GIVEN RECORDS:

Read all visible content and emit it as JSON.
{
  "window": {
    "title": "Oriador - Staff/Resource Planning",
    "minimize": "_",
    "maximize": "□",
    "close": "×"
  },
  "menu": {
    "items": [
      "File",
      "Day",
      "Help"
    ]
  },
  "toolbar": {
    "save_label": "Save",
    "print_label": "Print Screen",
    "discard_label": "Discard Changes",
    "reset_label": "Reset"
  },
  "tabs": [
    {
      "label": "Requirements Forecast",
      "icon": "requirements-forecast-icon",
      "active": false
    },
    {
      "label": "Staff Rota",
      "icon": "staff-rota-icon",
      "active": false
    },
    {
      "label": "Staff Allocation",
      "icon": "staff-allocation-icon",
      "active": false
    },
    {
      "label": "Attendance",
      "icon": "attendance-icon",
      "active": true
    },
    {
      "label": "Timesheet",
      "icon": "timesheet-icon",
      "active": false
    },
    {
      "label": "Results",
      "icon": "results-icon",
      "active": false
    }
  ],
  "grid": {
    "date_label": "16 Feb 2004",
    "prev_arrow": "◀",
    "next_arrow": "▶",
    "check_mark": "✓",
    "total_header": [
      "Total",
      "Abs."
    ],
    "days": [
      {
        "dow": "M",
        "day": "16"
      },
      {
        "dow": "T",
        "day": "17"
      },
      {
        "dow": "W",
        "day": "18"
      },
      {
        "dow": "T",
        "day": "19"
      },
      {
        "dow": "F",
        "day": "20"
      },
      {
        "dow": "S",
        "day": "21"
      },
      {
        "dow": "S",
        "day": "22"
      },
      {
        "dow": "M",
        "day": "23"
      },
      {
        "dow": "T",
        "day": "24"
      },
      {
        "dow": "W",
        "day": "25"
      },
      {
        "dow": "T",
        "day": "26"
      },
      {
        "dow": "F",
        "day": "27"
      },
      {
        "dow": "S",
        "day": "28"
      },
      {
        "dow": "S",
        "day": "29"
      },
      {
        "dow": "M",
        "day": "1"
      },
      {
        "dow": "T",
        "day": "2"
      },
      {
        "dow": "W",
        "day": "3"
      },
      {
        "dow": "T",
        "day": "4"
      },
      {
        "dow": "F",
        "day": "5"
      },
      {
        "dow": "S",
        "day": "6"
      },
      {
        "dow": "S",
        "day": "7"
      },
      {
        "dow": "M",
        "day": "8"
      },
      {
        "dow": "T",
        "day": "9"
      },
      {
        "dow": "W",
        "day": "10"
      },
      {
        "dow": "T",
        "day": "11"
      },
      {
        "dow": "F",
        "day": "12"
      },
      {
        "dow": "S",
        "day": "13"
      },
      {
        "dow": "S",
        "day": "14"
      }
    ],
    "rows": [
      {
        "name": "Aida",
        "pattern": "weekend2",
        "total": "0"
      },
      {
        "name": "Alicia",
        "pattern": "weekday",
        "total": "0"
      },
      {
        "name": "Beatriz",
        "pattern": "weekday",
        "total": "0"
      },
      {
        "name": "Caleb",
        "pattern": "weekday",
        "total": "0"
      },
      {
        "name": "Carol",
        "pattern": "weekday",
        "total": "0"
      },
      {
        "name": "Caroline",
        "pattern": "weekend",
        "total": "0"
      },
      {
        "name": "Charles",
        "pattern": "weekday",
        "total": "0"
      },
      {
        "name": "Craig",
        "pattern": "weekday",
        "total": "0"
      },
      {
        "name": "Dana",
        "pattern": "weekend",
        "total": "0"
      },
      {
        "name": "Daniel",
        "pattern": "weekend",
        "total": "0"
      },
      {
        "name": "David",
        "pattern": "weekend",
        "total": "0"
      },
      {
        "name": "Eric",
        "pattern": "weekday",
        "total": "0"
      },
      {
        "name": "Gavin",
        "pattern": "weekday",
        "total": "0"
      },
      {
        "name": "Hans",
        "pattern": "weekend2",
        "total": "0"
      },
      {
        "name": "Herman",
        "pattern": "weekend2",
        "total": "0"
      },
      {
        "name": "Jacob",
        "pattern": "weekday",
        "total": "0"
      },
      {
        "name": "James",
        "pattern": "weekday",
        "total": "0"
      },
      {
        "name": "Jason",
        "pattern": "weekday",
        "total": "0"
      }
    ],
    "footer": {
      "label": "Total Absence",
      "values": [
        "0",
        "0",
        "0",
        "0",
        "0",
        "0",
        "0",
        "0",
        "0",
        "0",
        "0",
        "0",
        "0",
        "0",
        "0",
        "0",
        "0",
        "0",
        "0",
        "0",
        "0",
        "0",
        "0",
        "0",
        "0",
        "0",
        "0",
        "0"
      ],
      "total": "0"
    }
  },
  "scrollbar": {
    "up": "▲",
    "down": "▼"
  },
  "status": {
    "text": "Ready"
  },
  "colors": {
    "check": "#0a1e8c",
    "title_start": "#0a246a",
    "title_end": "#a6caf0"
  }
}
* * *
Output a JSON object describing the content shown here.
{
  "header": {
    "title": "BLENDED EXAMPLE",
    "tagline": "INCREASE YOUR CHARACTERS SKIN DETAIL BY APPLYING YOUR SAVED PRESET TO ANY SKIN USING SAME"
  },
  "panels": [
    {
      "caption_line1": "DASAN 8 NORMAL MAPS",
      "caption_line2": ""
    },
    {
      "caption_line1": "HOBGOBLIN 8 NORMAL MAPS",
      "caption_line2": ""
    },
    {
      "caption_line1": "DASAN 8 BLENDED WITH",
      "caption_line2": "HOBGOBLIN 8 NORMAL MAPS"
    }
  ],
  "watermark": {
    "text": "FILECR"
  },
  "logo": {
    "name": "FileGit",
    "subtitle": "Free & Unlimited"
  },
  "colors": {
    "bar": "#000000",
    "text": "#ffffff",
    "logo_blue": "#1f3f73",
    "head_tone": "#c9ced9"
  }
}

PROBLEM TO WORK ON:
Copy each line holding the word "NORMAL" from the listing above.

YOUR RESPONSE:
      "caption_line1": "DASAN 8 NORMAL MAPS",
      "caption_line1": "HOBGOBLIN 8 NORMAL MAPS",
      "caption_line2": "HOBGOBLIN 8 NORMAL MAPS"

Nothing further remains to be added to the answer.